Another example of the incredibly interesting mix of cultures and history is the tale of Baron Roman Ungern von Sternberg, also known as the “”Bloody Baron””. A Russian General who played a major role in the Russian Civil War. He was a liberator of Mongolia from China who saw himself as a reincarnation of Genghis Khan, and declared to be a Mahakala incarnation by the Dalai Lama XIII.

I am a history person.  I always have been and I always will be.  I’ve always been particularly drawn to lesser known, more obscure history. And so, in many ways, I have found a true treasure trove for my interest in this region. It’s only a couple of years since I found my way into this region but I know this will be a lifelong interest as it unites so many interests including a desire to someday write a history about the role of the horse on Indo-European cultures.

And so, we see, there is so much buried in this one phrase, “”the Silk Road””. A lifetime of pleasant study, at the very least. But also, a very key element in the history of humanity and one that we could stand to study more because it can influence and guide us both as our current world becomes ever more connected and fluid and as we move (as we surely will) into the broad expanse of space. I firmly believe that our experience of space will be very like our experience on the Eurasian landmass: pockets of civilization joined by a fluid, open juncture.

If you’ve made it this far, then you’re probably interested in learning more.  So, here’s some places to go:

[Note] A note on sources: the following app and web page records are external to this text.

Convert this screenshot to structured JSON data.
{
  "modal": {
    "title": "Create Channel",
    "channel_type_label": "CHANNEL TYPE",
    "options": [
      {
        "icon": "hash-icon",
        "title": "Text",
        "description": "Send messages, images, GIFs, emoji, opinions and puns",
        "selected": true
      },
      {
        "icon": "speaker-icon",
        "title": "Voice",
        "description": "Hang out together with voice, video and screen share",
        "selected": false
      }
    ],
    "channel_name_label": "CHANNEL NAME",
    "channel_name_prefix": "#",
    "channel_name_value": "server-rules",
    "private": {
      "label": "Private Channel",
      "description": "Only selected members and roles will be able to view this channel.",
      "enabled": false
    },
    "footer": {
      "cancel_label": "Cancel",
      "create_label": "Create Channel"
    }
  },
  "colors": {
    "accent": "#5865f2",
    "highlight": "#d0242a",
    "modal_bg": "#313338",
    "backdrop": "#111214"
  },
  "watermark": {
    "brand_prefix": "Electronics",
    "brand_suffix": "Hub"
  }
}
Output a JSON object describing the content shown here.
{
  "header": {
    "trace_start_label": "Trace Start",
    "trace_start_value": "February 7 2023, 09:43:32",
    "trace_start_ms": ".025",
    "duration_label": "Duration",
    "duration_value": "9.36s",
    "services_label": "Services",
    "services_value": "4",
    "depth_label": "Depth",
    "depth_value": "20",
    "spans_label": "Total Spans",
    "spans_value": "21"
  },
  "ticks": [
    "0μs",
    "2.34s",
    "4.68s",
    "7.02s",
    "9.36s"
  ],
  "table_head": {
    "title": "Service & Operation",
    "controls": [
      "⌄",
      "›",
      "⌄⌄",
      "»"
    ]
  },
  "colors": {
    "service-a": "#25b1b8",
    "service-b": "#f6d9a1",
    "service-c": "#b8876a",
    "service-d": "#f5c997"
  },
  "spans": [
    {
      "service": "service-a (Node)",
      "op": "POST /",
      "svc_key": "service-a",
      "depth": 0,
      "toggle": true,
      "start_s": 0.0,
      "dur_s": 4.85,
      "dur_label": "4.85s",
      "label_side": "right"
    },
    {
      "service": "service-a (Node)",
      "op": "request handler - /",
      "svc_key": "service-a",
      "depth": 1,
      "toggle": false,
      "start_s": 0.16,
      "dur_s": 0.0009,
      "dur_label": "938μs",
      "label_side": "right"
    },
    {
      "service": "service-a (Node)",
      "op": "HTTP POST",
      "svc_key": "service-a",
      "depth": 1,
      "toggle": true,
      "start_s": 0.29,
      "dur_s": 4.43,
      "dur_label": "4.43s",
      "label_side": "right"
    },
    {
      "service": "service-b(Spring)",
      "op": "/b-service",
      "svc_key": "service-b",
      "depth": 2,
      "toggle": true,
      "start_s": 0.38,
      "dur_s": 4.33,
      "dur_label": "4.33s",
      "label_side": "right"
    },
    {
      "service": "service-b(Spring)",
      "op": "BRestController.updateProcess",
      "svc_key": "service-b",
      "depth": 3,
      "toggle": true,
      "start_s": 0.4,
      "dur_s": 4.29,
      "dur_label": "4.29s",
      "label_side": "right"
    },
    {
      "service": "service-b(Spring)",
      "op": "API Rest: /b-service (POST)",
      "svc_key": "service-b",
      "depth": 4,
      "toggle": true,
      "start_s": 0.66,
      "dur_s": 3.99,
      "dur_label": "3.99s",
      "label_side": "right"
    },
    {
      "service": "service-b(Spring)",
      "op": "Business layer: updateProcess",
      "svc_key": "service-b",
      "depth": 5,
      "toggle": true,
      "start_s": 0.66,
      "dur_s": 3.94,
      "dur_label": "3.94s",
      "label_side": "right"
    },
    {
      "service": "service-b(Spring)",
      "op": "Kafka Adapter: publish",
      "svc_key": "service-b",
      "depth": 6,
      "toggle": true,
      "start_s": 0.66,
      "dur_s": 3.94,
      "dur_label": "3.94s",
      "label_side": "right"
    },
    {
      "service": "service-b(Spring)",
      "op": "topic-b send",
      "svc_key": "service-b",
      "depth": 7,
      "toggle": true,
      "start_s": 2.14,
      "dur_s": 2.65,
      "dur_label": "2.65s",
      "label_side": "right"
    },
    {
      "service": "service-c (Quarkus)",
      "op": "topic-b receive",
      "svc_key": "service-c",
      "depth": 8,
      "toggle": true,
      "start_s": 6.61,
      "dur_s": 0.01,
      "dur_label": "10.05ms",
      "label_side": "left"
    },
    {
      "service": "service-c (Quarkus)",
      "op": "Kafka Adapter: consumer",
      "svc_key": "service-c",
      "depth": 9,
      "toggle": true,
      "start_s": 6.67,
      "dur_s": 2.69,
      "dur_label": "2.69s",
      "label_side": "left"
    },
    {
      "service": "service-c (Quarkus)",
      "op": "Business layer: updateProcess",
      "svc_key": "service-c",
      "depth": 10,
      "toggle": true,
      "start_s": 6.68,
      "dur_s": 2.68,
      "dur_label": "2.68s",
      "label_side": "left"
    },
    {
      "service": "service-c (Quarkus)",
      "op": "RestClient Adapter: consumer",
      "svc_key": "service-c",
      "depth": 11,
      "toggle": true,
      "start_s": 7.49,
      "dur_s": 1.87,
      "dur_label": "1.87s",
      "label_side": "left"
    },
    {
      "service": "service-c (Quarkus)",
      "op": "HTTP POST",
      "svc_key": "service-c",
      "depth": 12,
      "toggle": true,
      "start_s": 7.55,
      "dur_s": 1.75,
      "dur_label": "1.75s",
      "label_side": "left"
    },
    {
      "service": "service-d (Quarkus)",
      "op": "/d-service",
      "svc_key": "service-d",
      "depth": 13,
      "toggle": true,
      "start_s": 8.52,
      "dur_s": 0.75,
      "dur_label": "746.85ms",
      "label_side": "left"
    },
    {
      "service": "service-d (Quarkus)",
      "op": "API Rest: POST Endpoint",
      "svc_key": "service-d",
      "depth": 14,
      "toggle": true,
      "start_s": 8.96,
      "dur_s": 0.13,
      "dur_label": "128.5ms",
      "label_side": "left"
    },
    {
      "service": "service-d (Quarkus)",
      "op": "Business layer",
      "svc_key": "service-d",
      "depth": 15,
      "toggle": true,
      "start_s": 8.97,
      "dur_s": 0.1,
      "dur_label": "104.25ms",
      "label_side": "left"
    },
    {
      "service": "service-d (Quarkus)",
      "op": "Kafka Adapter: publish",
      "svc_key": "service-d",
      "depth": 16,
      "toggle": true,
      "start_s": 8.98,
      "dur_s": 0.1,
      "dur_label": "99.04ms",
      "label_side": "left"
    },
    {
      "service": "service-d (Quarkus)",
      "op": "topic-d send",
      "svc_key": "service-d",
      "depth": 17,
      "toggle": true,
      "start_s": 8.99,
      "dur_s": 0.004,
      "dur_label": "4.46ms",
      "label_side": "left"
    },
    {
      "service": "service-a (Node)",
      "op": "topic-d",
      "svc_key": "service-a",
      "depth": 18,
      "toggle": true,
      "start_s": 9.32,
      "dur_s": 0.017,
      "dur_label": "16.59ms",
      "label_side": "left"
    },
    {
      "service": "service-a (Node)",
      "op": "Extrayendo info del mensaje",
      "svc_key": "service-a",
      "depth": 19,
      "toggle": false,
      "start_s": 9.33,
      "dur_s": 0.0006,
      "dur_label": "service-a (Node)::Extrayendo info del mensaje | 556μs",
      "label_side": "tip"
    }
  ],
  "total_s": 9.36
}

The Silk Road Foundation has great resources and articles, though the site is clunky: http://www.silk-road.com/toc/index.html
The Silk Road Project is a wonderful musical project: http://www.silkroadproject.org/
The International Dunhuang Project is simply incredible for information and resources: http://idp.bl.uk/